** INFORMATION SHOWN follows **

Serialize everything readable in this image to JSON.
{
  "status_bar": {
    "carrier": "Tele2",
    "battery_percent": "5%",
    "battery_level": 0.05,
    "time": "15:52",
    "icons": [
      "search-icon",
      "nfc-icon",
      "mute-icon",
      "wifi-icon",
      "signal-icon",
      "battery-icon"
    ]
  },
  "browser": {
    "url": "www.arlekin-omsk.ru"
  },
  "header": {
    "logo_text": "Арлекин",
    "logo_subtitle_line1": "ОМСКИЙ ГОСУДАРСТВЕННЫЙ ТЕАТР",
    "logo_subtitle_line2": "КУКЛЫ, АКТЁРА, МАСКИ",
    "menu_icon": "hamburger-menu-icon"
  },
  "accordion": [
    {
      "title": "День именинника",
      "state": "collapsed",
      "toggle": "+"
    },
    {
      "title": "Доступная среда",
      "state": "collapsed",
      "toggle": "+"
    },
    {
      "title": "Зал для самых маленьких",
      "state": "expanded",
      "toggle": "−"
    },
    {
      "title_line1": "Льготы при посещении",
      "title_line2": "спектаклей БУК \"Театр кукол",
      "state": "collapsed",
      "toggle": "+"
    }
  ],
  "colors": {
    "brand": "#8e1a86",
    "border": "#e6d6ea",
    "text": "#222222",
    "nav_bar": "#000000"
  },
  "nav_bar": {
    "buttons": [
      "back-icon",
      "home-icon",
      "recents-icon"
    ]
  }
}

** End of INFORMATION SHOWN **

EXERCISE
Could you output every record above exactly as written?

OUTPUT FOR THIS EXERCISE
Serialize everything readable in this image to JSON.
{
  "status_bar": {
    "carrier": "Tele2",
    "battery_percent": "5%",
    "battery_level": 0.05,
    "time": "15:52",
    "icons": [
      "search-icon",
      "nfc-icon",
      "mute-icon",
      "wifi-icon",
      "signal-icon",
      "battery-icon"
    ]
  },
  "browser": {
    "url": "www.arlekin-omsk.ru"
  },
  "header": {
    "logo_text": "Арлекин",
    "logo_subtitle_line1": "ОМСКИЙ ГОСУДАРСТВЕННЫЙ ТЕАТР",
    "logo_subtitle_line2": "КУКЛЫ, АКТЁРА, МАСКИ",
    "menu_icon": "hamburger-menu-icon"
  },
  "accordion": [
    {
      "title": "День именинника",
      "state": "collapsed",
      "toggle": "+"
    },
    {
      "title": "Доступная среда",
      "state": "collapsed",
      "toggle": "+"
    },
    {
      "title": "Зал для самых маленьких",
      "state": "expanded",
      "toggle": "−"
    },
    {
      "title_line1": "Льготы при посещении",
      "title_line2": "спектаклей БУК \"Театр кукол",
      "state": "collapsed",
      "toggle": "+"
    }
  ],
  "colors": {
    "brand": "#8e1a86",
    "border": "#e6d6ea",
    "text": "#222222",
    "nav_bar": "#000000"
  },
  "nav_bar": {
    "buttons": [
      "back-icon",
      "home-icon",
      "recents-icon"
    ]
  }
}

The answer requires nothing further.